Prompt
What is needed is an exact copy of every entry, without the pictures.

Record excerpts
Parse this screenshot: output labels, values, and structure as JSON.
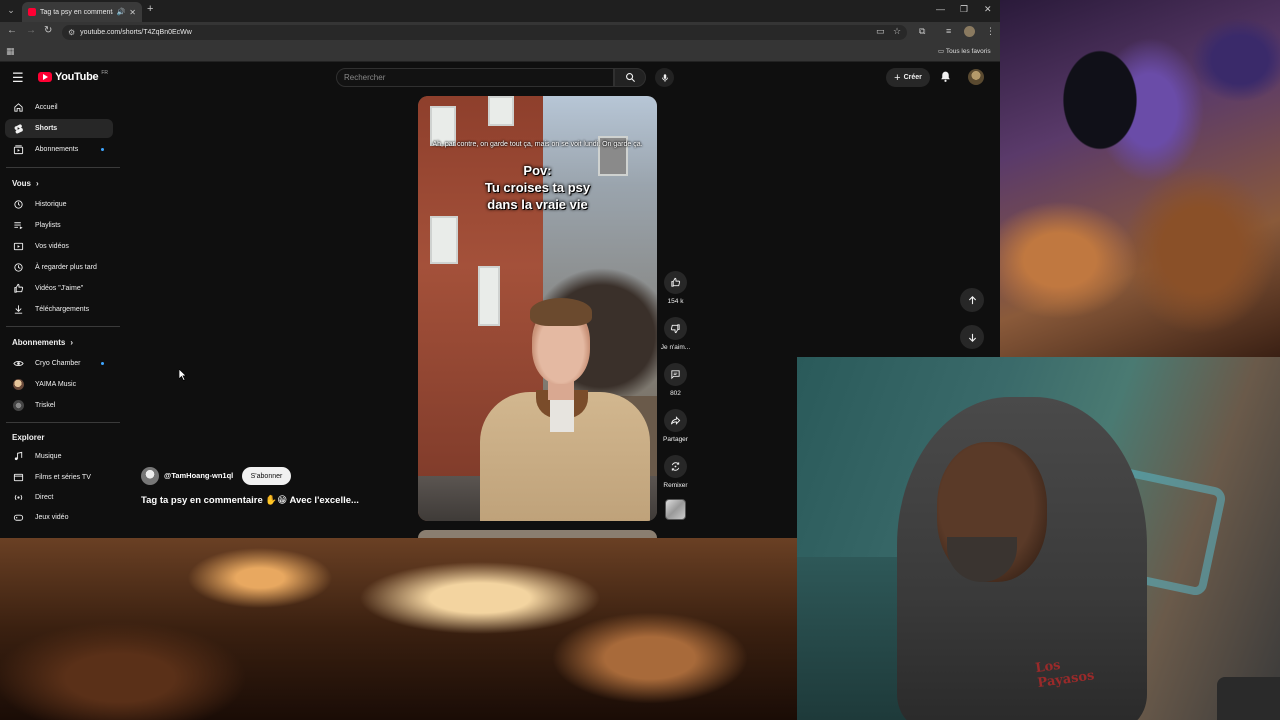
{
  "browser": {
    "tab_title": "Tag ta psy en commentaire",
    "url": "youtube.com/shorts/T4ZqBn0EcWw",
    "bookmarks_all_label": "Tous les favoris",
    "colors": {
      "tab_active": "#3a3a3a",
      "toolbar": "#353535",
      "accent": "#ff0033"
    }
  },
  "header": {
    "logo_text": "YouTube",
    "logo_badge": "FR",
    "search_placeholder": "Rechercher",
    "create_label": "Créer"
  },
  "sidebar": {
    "main": [
      {
        "label": "Accueil",
        "icon": "home-icon",
        "active": false
      },
      {
        "label": "Shorts",
        "icon": "shorts-icon",
        "active": true
      },
      {
        "label": "Abonnements",
        "icon": "subscriptions-icon",
        "active": false,
        "dot": true
      }
    ],
    "you_heading": "Vous",
    "you": [
      {
        "label": "Historique",
        "icon": "history-icon"
      },
      {
        "label": "Playlists",
        "icon": "playlists-icon"
      },
      {
        "label": "Vos vidéos",
        "icon": "your-videos-icon"
      },
      {
        "label": "À regarder plus tard",
        "icon": "watch-later-icon"
      },
      {
        "label": "Vidéos \"J'aime\"",
        "icon": "liked-videos-icon"
      },
      {
        "label": "Téléchargements",
        "icon": "downloads-icon"
      }
    ],
    "subs_heading": "Abonnements",
    "subs": [
      {
        "label": "Cryo Chamber",
        "dot": true
      },
      {
        "label": "YAIMA Music"
      },
      {
        "label": "Triskel"
      }
    ],
    "explore_heading": "Explorer",
    "explore": [
      {
        "label": "Musique",
        "icon": "music-icon"
      },
      {
        "label": "Films et séries TV",
        "icon": "movies-icon"
      },
      {
        "label": "Direct",
        "icon": "live-icon"
      },
      {
        "label": "Jeux vidéo",
        "icon": "gaming-icon"
      }
    ]
  },
  "short": {
    "caption_small": "Ah, par contre, on garde tout ça, mais on se voit lundi. On garde ça.",
    "caption_big_1": "Pov:",
    "caption_big_2": "Tu croises ta psy",
    "caption_big_3": "dans la vraie vie",
    "channel": "@TamHoang-wn1ql",
    "subscribe_label": "S'abonner",
    "title": "Tag ta psy en commentaire ✋😁 Avec l'excelle..."
  },
  "actions": {
    "likes": "154 k",
    "dislike_label": "Je n'aim...",
    "comments": "802",
    "share_label": "Partager",
    "remix_label": "Remixer"
  },
  "webcam": {
    "shirt_print": "Los Payasos"
  }
}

Response for this exercise
Parse this screenshot: output labels, values, and structure as JSON.
{
  "browser": {
    "tab_title": "Tag ta psy en commentaire",
    "url": "youtube.com/shorts/T4ZqBn0EcWw",
    "bookmarks_all_label": "Tous les favoris",
    "colors": {
      "tab_active": "#3a3a3a",
      "toolbar": "#353535",
      "accent": "#ff0033"
    }
  },
  "header": {
    "logo_text": "YouTube",
    "logo_badge": "FR",
    "search_placeholder": "Rechercher",
    "create_label": "Créer"
  },
  "sidebar": {
    "main": [
      {
        "label": "Accueil",
        "icon": "home-icon",
        "active": false
      },
      {
        "label": "Shorts",
        "icon": "shorts-icon",
        "active": true
      },
      {
        "label": "Abonnements",
        "icon": "subscriptions-icon",
        "active": false,
        "dot": true
      }
    ],
    "you_heading": "Vous",
    "you": [
      {
        "label": "Historique",
        "icon": "history-icon"
      },
      {
        "label": "Playlists",
        "icon": "playlists-icon"
      },
      {
        "label": "Vos vidéos",
        "icon": "your-videos-icon"
      },
      {
        "label": "À regarder plus tard",
        "icon": "watch-later-icon"
      },
      {
        "label": "Vidéos \"J'aime\"",
        "icon": "liked-videos-icon"
      },
      {
        "label": "Téléchargements",
        "icon": "downloads-icon"
      }
    ],
    "subs_heading": "Abonnements",
    "subs": [
      {
        "label": "Cryo Chamber",
        "dot": true
      },
      {
        "label": "YAIMA Music"
      },
      {
        "label": "Triskel"
      }
    ],
    "explore_heading": "Explorer",
    "explore": [
      {
        "label": "Musique",
        "icon": "music-icon"
      },
      {
        "label": "Films et séries TV",
        "icon": "movies-icon"
      },
      {
        "label": "Direct",
        "icon": "live-icon"
      },
      {
        "label": "Jeux vidéo",
        "icon": "gaming-icon"
      }
    ]
  },
  "short": {
    "caption_small": "Ah, par contre, on garde tout ça, mais on se voit lundi. On garde ça.",
    "caption_big_1": "Pov:",
    "caption_big_2": "Tu croises ta psy",
    "caption_big_3": "dans la vraie vie",
    "channel": "@TamHoang-wn1ql",
    "subscribe_label": "S'abonner",
    "title": "Tag ta psy en commentaire ✋😁 Avec l'excelle..."
  },
  "actions": {
    "likes": "154 k",
    "dislike_label": "Je n'aim...",
    "comments": "802",
    "share_label": "Partager",
    "remix_label": "Remixer"
  },
  "webcam": {
    "shirt_print": "Los Payasos"
  }
}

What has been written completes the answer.